The precise management measures adopted for any plant invasion will depend upon factors such as the terrain, the cost and availability of labour, the severity of the infestation and the presence of other invasive species. Some components of an integrated management approach are introduced below.
The best form of invasive species management is prevention. If prevention is no longer possible, it is best to treat the weed infestations when they are small to prevent them from establishing (early detection and rapid response). Controlling the weed before it seeds will reduce future problems. Control is generally best applied to the least infested areas before dense infestations are tackled. Consistent follow-up work is required for sustainable management.
For large infestations an integrated approach involving mechanical removal, herbicide application, fire and pasture management can be adopted. Mechanical control can be effective as long as the plants are cut 10 cm or more below ground level. Cutting at ground level will usually result in resprouting. Various chemicals can be used to control Mimosa pigra using a variety of methods -foliar sprays, basal bark applications methods (painting herbicide onto the bark), soil application and cut stump applications. When using any herbicide always read the label first and follow all instructions and safety requirements. If in doubt consult an expert. Fire can be used as a management tool, but usually in combination with other methods such as chaining. Fire alone may actually increase M. pigra densities by plant regrowth and enhanced seed germination. However all mechanical and chemical management does not prevent the germination of many seeds in the seedbank which can persist for several seasons/years.
Biological control is likely to be the only long-term, cost effective control option for M. pigra across much of its invasive range. Six released biocontrol agents have established on M. pigra in Australia for biological control of M. pigra with overall positive effects.
Not listed as a noxious weed by the state or governments in Kenya, Tanzania and Uganda.
Agnes Lusweti, National Museums of Kenya; Emily Wabuyele, National Museums of Kenya, Paul Ssegawa, Makerere University; John Mauremootoo, BioNET-INTERNATIONAL Secretariat - UK.
This fact sheet is adapted from The Environmental Weeds of Australia by Sheldon Navie and Steve Adkins, Centre for Biological Information Technology, University of Queensland. We recognise the support from the National Museums of Kenya, Tropical Pesticides Research Institute (TPRI) - Tanzania and Makerere University, Uganda. This activity was undertaken as part of the BioNET-EAFRINET UVIMA Project (Taxonomy for Development in East Africa).

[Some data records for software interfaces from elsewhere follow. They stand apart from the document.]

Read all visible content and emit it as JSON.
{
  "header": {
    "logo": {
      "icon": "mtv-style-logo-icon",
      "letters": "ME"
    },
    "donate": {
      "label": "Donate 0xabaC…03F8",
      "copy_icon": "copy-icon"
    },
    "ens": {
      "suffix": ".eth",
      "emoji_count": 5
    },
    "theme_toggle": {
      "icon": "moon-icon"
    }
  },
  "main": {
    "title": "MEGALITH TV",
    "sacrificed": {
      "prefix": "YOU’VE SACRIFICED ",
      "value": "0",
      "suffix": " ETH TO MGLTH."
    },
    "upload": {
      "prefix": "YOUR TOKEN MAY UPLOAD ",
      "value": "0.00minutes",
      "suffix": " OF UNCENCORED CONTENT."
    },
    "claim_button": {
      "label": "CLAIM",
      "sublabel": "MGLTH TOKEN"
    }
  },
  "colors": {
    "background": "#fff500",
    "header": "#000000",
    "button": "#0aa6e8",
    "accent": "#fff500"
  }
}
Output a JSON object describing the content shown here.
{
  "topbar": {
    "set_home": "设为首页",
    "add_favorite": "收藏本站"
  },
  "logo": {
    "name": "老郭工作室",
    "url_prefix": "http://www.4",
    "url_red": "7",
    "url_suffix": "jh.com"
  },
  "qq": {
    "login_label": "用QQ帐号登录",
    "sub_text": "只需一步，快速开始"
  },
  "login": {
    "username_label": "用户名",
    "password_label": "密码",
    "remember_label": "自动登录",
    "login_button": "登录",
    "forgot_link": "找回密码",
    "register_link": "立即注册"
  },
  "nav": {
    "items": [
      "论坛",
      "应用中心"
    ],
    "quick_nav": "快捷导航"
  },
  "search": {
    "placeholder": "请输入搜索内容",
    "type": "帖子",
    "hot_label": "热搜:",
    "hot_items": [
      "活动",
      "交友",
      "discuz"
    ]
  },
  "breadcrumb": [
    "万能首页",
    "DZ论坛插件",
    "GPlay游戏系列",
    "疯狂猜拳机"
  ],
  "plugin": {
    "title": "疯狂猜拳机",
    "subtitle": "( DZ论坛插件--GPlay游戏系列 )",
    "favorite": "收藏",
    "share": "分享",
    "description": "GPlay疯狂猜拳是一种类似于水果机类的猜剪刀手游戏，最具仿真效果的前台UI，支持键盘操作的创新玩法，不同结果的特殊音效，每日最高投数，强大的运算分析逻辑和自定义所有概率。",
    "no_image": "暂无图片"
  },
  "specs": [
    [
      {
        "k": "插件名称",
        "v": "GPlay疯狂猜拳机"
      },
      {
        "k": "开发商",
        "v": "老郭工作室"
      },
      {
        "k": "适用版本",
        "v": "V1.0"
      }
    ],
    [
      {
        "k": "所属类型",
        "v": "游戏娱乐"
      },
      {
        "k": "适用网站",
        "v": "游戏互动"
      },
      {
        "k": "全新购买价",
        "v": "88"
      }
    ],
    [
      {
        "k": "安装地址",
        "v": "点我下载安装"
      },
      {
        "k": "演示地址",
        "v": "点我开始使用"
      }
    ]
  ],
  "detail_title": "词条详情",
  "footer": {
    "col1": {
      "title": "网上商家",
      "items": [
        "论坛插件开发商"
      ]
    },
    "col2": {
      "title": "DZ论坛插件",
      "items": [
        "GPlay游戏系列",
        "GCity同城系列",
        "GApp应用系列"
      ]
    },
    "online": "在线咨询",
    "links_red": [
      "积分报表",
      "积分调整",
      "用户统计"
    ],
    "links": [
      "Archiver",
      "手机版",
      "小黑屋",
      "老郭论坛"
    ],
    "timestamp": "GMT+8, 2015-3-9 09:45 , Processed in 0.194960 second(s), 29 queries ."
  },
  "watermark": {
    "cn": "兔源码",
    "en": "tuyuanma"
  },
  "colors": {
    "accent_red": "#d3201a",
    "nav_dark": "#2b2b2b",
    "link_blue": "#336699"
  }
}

BioNET-EAFRINET Regional Coordinator: firstname.lastname@example.org